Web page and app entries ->
* * *

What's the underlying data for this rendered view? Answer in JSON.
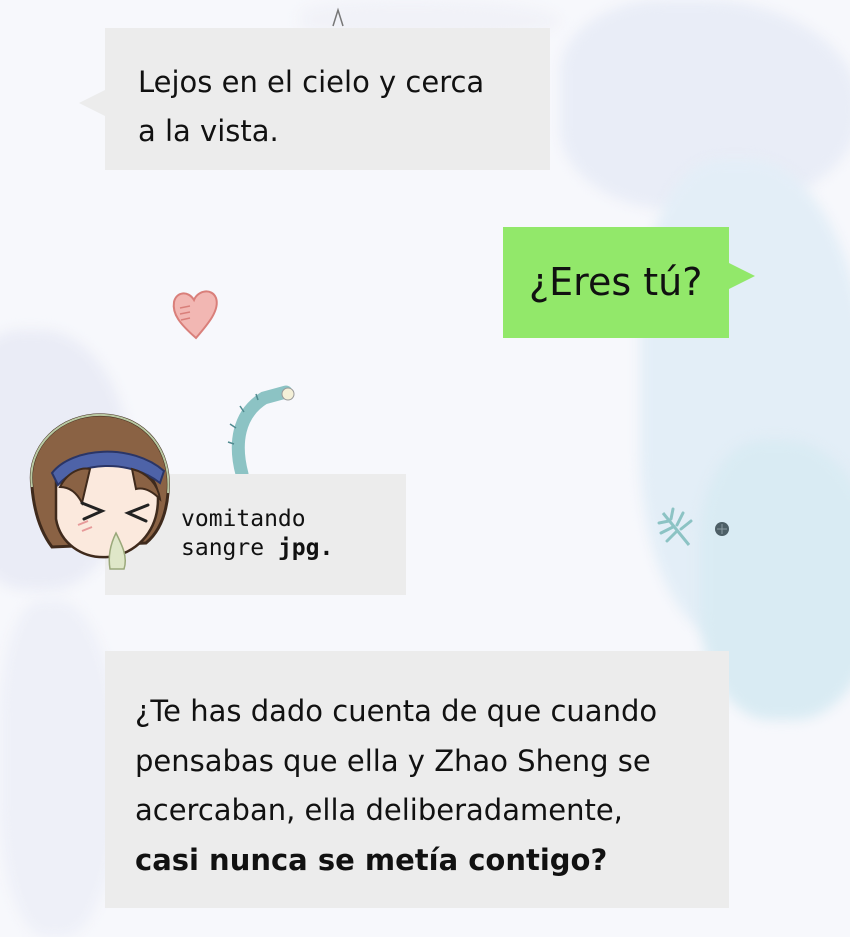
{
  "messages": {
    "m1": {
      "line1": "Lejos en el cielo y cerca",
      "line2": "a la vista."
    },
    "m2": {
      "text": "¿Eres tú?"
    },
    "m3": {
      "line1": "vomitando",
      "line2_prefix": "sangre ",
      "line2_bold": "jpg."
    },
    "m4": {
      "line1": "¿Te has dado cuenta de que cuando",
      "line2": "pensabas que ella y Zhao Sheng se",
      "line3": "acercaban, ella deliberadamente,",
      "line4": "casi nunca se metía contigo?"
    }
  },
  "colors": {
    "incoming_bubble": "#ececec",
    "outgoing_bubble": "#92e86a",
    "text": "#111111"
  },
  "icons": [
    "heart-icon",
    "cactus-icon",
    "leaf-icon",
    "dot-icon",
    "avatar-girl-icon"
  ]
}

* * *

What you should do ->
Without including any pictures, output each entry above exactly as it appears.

Expected answer ->
What's the underlying data for this rendered view? Answer in JSON.
{
  "messages": {
    "m1": {
      "line1": "Lejos en el cielo y cerca",
      "line2": "a la vista."
    },
    "m2": {
      "text": "¿Eres tú?"
    },
    "m3": {
      "line1": "vomitando",
      "line2_prefix": "sangre ",
      "line2_bold": "jpg."
    },
    "m4": {
      "line1": "¿Te has dado cuenta de que cuando",
      "line2": "pensabas que ella y Zhao Sheng se",
      "line3": "acercaban, ella deliberadamente,",
      "line4": "casi nunca se metía contigo?"
    }
  },
  "colors": {
    "incoming_bubble": "#ececec",
    "outgoing_bubble": "#92e86a",
    "text": "#111111"
  },
  "icons": [
    "heart-icon",
    "cactus-icon",
    "leaf-icon",
    "dot-icon",
    "avatar-girl-icon"
  ]
}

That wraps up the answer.